-- Information given follows --

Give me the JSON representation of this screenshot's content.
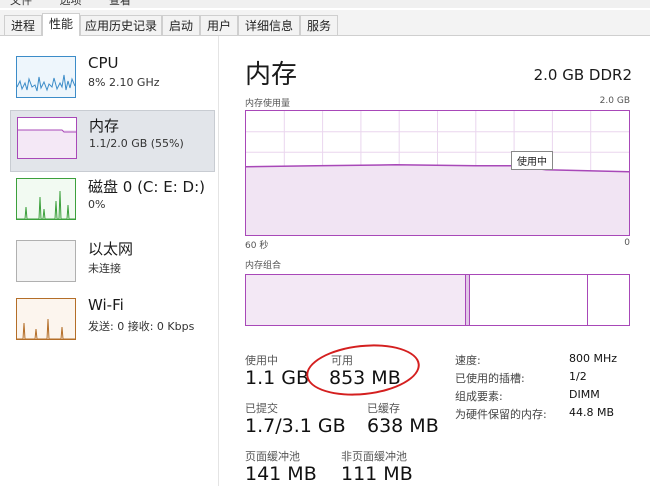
{
  "menu": {
    "file": "文件",
    "options": "选项",
    "view": "查看"
  },
  "tabs": [
    "进程",
    "性能",
    "应用历史记录",
    "启动",
    "用户",
    "详细信息",
    "服务"
  ],
  "sidebar": {
    "items": [
      {
        "name": "CPU",
        "sub": "8% 2.10 GHz",
        "color": "#3c8cc8"
      },
      {
        "name": "内存",
        "sub": "1.1/2.0 GB (55%)",
        "color": "#a848b8"
      },
      {
        "name": "磁盘 0 (C: E: D:)",
        "sub": "0%",
        "color": "#3ca03c"
      },
      {
        "name": "以太网",
        "sub": "未连接",
        "color": "#999999"
      },
      {
        "name": "Wi-Fi",
        "sub": "发送: 0 接收: 0 Kbps",
        "color": "#b46e28"
      }
    ]
  },
  "main": {
    "title": "内存",
    "spec": "2.0 GB DDR2",
    "usage_label": "内存使用量",
    "usage_max": "2.0 GB",
    "in_use_tooltip": "使用中",
    "time_left": "60 秒",
    "time_right": "0",
    "composition_label": "内存组合",
    "usage_fraction": 0.55
  },
  "stats": {
    "in_use": {
      "label": "使用中",
      "value": "1.1 GB"
    },
    "available": {
      "label": "可用",
      "value": "853 MB"
    },
    "committed": {
      "label": "已提交",
      "value": "1.7/3.1 GB"
    },
    "cached": {
      "label": "已缓存",
      "value": "638 MB"
    },
    "paged_pool": {
      "label": "页面缓冲池",
      "value": "141 MB"
    },
    "nonpaged_pool": {
      "label": "非页面缓冲池",
      "value": "111 MB"
    }
  },
  "props": {
    "speed": {
      "label": "速度:",
      "value": "800 MHz"
    },
    "slots": {
      "label": "已使用的插槽:",
      "value": "1/2"
    },
    "form": {
      "label": "组成要素:",
      "value": "DIMM"
    },
    "reserved": {
      "label": "为硬件保留的内存:",
      "value": "44.8 MB"
    }
  }
}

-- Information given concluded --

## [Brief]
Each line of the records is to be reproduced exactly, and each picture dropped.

## [Finished task]
Give me the JSON representation of this screenshot's content.
{
  "menu": {
    "file": "文件",
    "options": "选项",
    "view": "查看"
  },
  "tabs": [
    "进程",
    "性能",
    "应用历史记录",
    "启动",
    "用户",
    "详细信息",
    "服务"
  ],
  "sidebar": {
    "items": [
      {
        "name": "CPU",
        "sub": "8% 2.10 GHz",
        "color": "#3c8cc8"
      },
      {
        "name": "内存",
        "sub": "1.1/2.0 GB (55%)",
        "color": "#a848b8"
      },
      {
        "name": "磁盘 0 (C: E: D:)",
        "sub": "0%",
        "color": "#3ca03c"
      },
      {
        "name": "以太网",
        "sub": "未连接",
        "color": "#999999"
      },
      {
        "name": "Wi-Fi",
        "sub": "发送: 0 接收: 0 Kbps",
        "color": "#b46e28"
      }
    ]
  },
  "main": {
    "title": "内存",
    "spec": "2.0 GB DDR2",
    "usage_label": "内存使用量",
    "usage_max": "2.0 GB",
    "in_use_tooltip": "使用中",
    "time_left": "60 秒",
    "time_right": "0",
    "composition_label": "内存组合",
    "usage_fraction": 0.55
  },
  "stats": {
    "in_use": {
      "label": "使用中",
      "value": "1.1 GB"
    },
    "available": {
      "label": "可用",
      "value": "853 MB"
    },
    "committed": {
      "label": "已提交",
      "value": "1.7/3.1 GB"
    },
    "cached": {
      "label": "已缓存",
      "value": "638 MB"
    },
    "paged_pool": {
      "label": "页面缓冲池",
      "value": "141 MB"
    },
    "nonpaged_pool": {
      "label": "非页面缓冲池",
      "value": "111 MB"
    }
  },
  "props": {
    "speed": {
      "label": "速度:",
      "value": "800 MHz"
    },
    "slots": {
      "label": "已使用的插槽:",
      "value": "1/2"
    },
    "form": {
      "label": "组成要素:",
      "value": "DIMM"
    },
    "reserved": {
      "label": "为硬件保留的内存:",
      "value": "44.8 MB"
    }
  }
}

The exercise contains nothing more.